Task to carry out:
Repeat the records below word for word and omit each image.

Website and app data records:
**********
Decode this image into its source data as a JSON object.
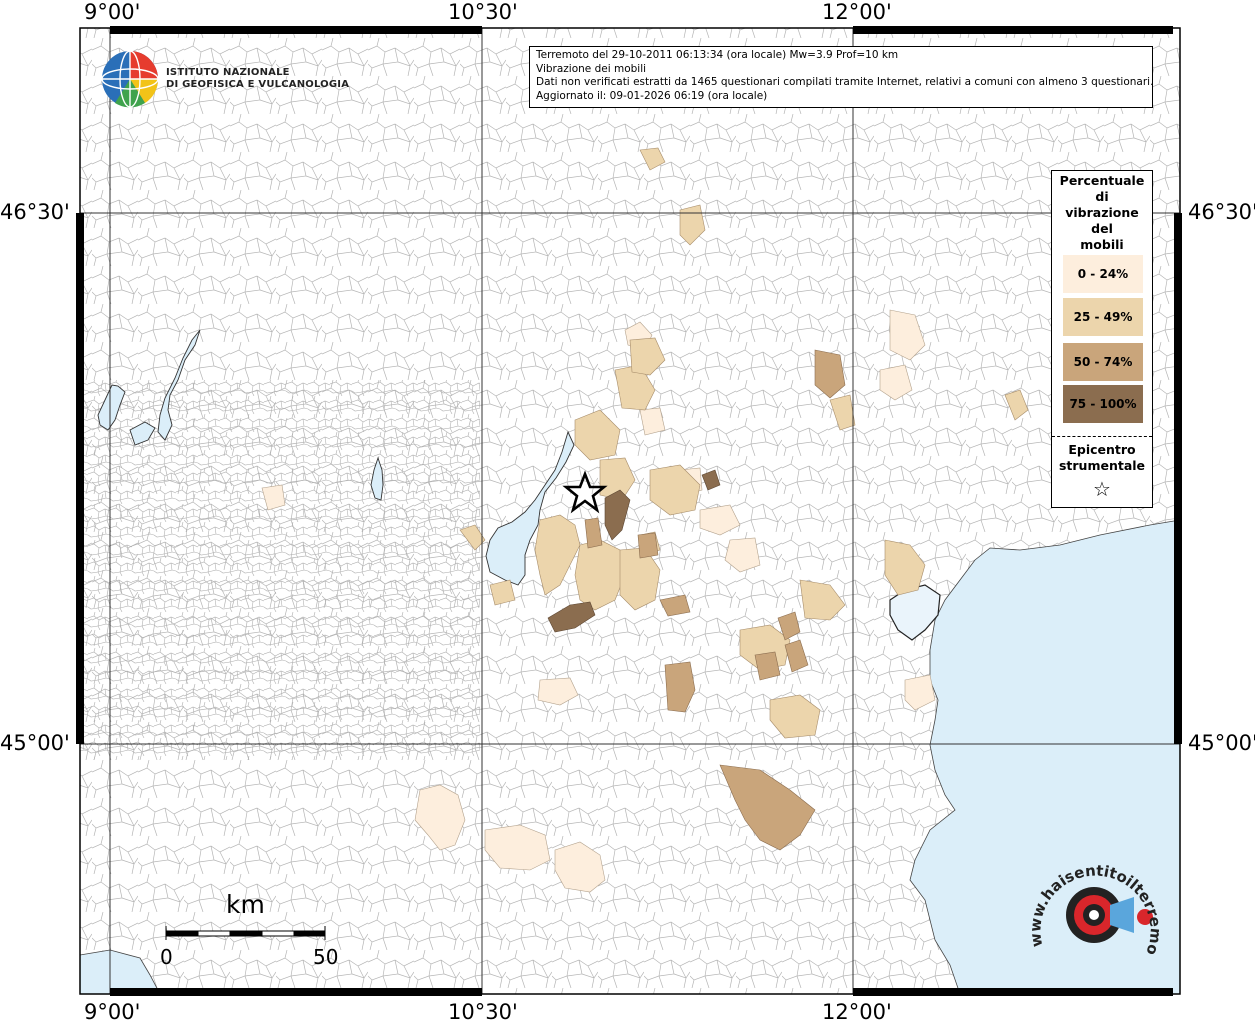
{
  "header": {
    "event_line": "Terremoto del 29-10-2011 06:13:34 (ora locale) Mw=3.9 Prof=10 km",
    "subject_line": "Vibrazione dei mobili",
    "data_line": "Dati non verificati estratti da 1465 questionari compilati tramite Internet, relativi a comuni con almeno 3 questionari.",
    "updated_line": "Aggiornato il: 09-01-2026 06:19 (ora locale)"
  },
  "institute": {
    "line1": "ISTITUTO NAZIONALE",
    "line2": "DI GEOFISICA E VULCANOLOGIA"
  },
  "coordinates": {
    "top": [
      "9°00'",
      "10°30'",
      "12°00'"
    ],
    "bottom": [
      "9°00'",
      "10°30'",
      "12°00'"
    ],
    "left": [
      "46°30'",
      "45°00'"
    ],
    "right": [
      "46°30'",
      "45°00'"
    ]
  },
  "legend": {
    "title": "Percentuale di vibrazione dei mobili",
    "title_lines": [
      "Percentuale",
      "di",
      "vibrazione",
      "del",
      "mobili"
    ],
    "classes": [
      {
        "label": "0 - 24%",
        "color": "#fdeedd"
      },
      {
        "label": "25 - 49%",
        "color": "#ecd5ac"
      },
      {
        "label": "50 - 74%",
        "color": "#c9a57b"
      },
      {
        "label": "75 - 100%",
        "color": "#8b6d4f"
      }
    ],
    "epicenter_title_lines": [
      "Epicentro",
      "strumentale"
    ],
    "epicenter_symbol": "☆"
  },
  "scale_bar": {
    "unit": "km",
    "start": "0",
    "end": "50"
  },
  "logo": {
    "text": "www.haisentitoilterremoto.it"
  },
  "colors": {
    "sea": "#dbeef9",
    "lake": "#dbeef9",
    "border": "#aaaaaa"
  }
}
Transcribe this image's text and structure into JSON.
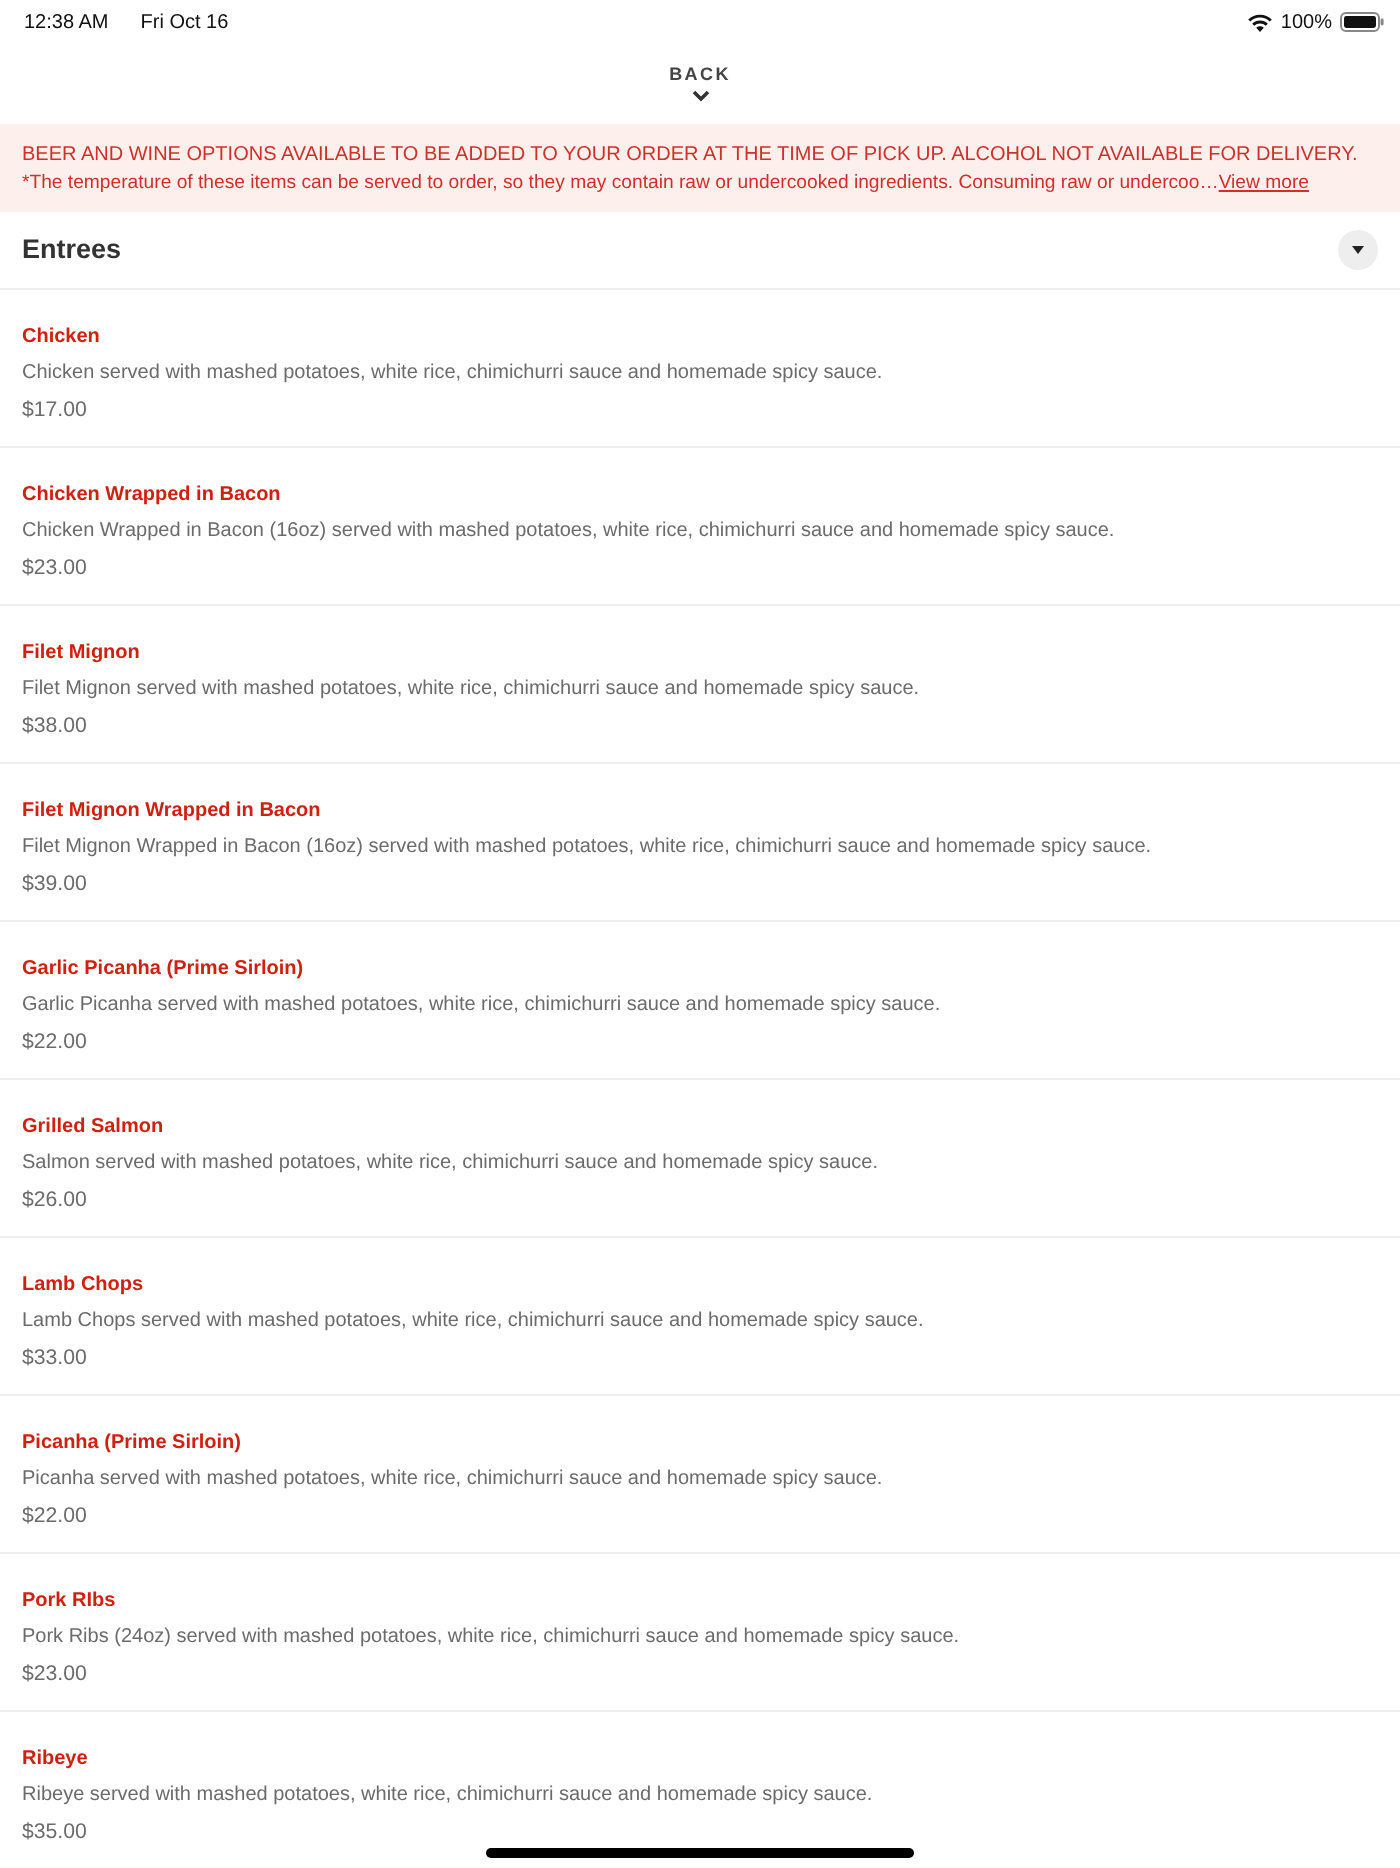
{
  "status_bar": {
    "time": "12:38 AM",
    "date": "Fri Oct 16",
    "battery": "100%"
  },
  "back_button": {
    "label": "BACK"
  },
  "notice": {
    "headline": "BEER AND WINE OPTIONS AVAILABLE TO BE ADDED TO YOUR ORDER AT THE TIME OF PICK UP. ALCOHOL NOT AVAILABLE FOR DELIVERY.",
    "detail": "*The temperature of these items can be served to order, so they may contain raw or undercooked ingredients. Consuming raw or undercoo…",
    "link": "View more"
  },
  "category": {
    "title": "Entrees"
  },
  "items": [
    {
      "name": "Chicken",
      "description": "Chicken served with mashed potatoes, white rice, chimichurri sauce and homemade spicy sauce.",
      "price": "$17.00"
    },
    {
      "name": "Chicken Wrapped in Bacon",
      "description": "Chicken Wrapped in Bacon (16oz) served with mashed potatoes, white rice, chimichurri sauce and homemade spicy sauce.",
      "price": "$23.00"
    },
    {
      "name": "Filet Mignon",
      "description": "Filet Mignon served with mashed potatoes, white rice, chimichurri sauce and homemade spicy sauce.",
      "price": "$38.00"
    },
    {
      "name": "Filet Mignon Wrapped in Bacon",
      "description": "Filet Mignon Wrapped in Bacon (16oz) served with mashed potatoes, white rice, chimichurri sauce and homemade spicy sauce.",
      "price": "$39.00"
    },
    {
      "name": "Garlic Picanha (Prime Sirloin)",
      "description": "Garlic Picanha served with mashed potatoes, white rice, chimichurri sauce and homemade spicy sauce.",
      "price": "$22.00"
    },
    {
      "name": "Grilled Salmon",
      "description": "Salmon served with mashed potatoes, white rice, chimichurri sauce and homemade spicy sauce.",
      "price": "$26.00"
    },
    {
      "name": "Lamb Chops",
      "description": "Lamb Chops served with mashed potatoes, white rice, chimichurri sauce and homemade spicy sauce.",
      "price": "$33.00"
    },
    {
      "name": "Picanha (Prime Sirloin)",
      "description": "Picanha served with mashed potatoes, white rice, chimichurri sauce and homemade spicy sauce.",
      "price": "$22.00"
    },
    {
      "name": "Pork RIbs",
      "description": "Pork Ribs (24oz) served with mashed potatoes, white rice, chimichurri sauce and homemade spicy sauce.",
      "price": "$23.00"
    },
    {
      "name": "Ribeye",
      "description": "Ribeye served with mashed potatoes, white rice, chimichurri sauce and homemade spicy sauce.",
      "price": "$35.00"
    }
  ]
}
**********
Reply:
Decode this image into its source data as a JSON object.
{
  "header": {
    "event_line": "Terremoto del 29-10-2011 06:13:34 (ora locale) Mw=3.9 Prof=10 km",
    "subject_line": "Vibrazione dei mobili",
    "data_line": "Dati non verificati estratti da 1465 questionari compilati tramite Internet, relativi a comuni con almeno 3 questionari.",
    "updated_line": "Aggiornato il: 09-01-2026 06:19 (ora locale)"
  },
  "institute": {
    "line1": "ISTITUTO NAZIONALE",
    "line2": "DI GEOFISICA E VULCANOLOGIA"
  },
  "coordinates": {
    "top": [
      "9°00'",
      "10°30'",
      "12°00'"
    ],
    "bottom": [
      "9°00'",
      "10°30'",
      "12°00'"
    ],
    "left": [
      "46°30'",
      "45°00'"
    ],
    "right": [
      "46°30'",
      "45°00'"
    ]
  },
  "legend": {
    "title": "Percentuale di vibrazione dei mobili",
    "title_lines": [
      "Percentuale",
      "di",
      "vibrazione",
      "del",
      "mobili"
    ],
    "classes": [
      {
        "label": "0 - 24%",
        "color": "#fdeedd"
      },
      {
        "label": "25 - 49%",
        "color": "#ecd5ac"
      },
      {
        "label": "50 - 74%",
        "color": "#c9a57b"
      },
      {
        "label": "75 - 100%",
        "color": "#8b6d4f"
      }
    ],
    "epicenter_title_lines": [
      "Epicentro",
      "strumentale"
    ],
    "epicenter_symbol": "☆"
  },
  "scale_bar": {
    "unit": "km",
    "start": "0",
    "end": "50"
  },
  "logo": {
    "text": "www.haisentitoilterremoto.it"
  },
  "colors": {
    "sea": "#dbeef9",
    "lake": "#dbeef9",
    "border": "#aaaaaa"
  }
}
Transcribe this image's text and structure into JSON.
{
  "status_bar": {
    "time": "12:38 AM",
    "date": "Fri Oct 16",
    "battery": "100%"
  },
  "back_button": {
    "label": "BACK"
  },
  "notice": {
    "headline": "BEER AND WINE OPTIONS AVAILABLE TO BE ADDED TO YOUR ORDER AT THE TIME OF PICK UP. ALCOHOL NOT AVAILABLE FOR DELIVERY.",
    "detail": "*The temperature of these items can be served to order, so they may contain raw or undercooked ingredients. Consuming raw or undercoo…",
    "link": "View more"
  },
  "category": {
    "title": "Entrees"
  },
  "items": [
    {
      "name": "Chicken",
      "description": "Chicken served with mashed potatoes, white rice, chimichurri sauce and homemade spicy sauce.",
      "price": "$17.00"
    },
    {
      "name": "Chicken Wrapped in Bacon",
      "description": "Chicken Wrapped in Bacon (16oz) served with mashed potatoes, white rice, chimichurri sauce and homemade spicy sauce.",
      "price": "$23.00"
    },
    {
      "name": "Filet Mignon",
      "description": "Filet Mignon served with mashed potatoes, white rice, chimichurri sauce and homemade spicy sauce.",
      "price": "$38.00"
    },
    {
      "name": "Filet Mignon Wrapped in Bacon",
      "description": "Filet Mignon Wrapped in Bacon (16oz) served with mashed potatoes, white rice, chimichurri sauce and homemade spicy sauce.",
      "price": "$39.00"
    },
    {
      "name": "Garlic Picanha (Prime Sirloin)",
      "description": "Garlic Picanha served with mashed potatoes, white rice, chimichurri sauce and homemade spicy sauce.",
      "price": "$22.00"
    },
    {
      "name": "Grilled Salmon",
      "description": "Salmon served with mashed potatoes, white rice, chimichurri sauce and homemade spicy sauce.",
      "price": "$26.00"
    },
    {
      "name": "Lamb Chops",
      "description": "Lamb Chops served with mashed potatoes, white rice, chimichurri sauce and homemade spicy sauce.",
      "price": "$33.00"
    },
    {
      "name": "Picanha (Prime Sirloin)",
      "description": "Picanha served with mashed potatoes, white rice, chimichurri sauce and homemade spicy sauce.",
      "price": "$22.00"
    },
    {
      "name": "Pork RIbs",
      "description": "Pork Ribs (24oz) served with mashed potatoes, white rice, chimichurri sauce and homemade spicy sauce.",
      "price": "$23.00"
    },
    {
      "name": "Ribeye",
      "description": "Ribeye served with mashed potatoes, white rice, chimichurri sauce and homemade spicy sauce.",
      "price": "$35.00"
    }
  ]
}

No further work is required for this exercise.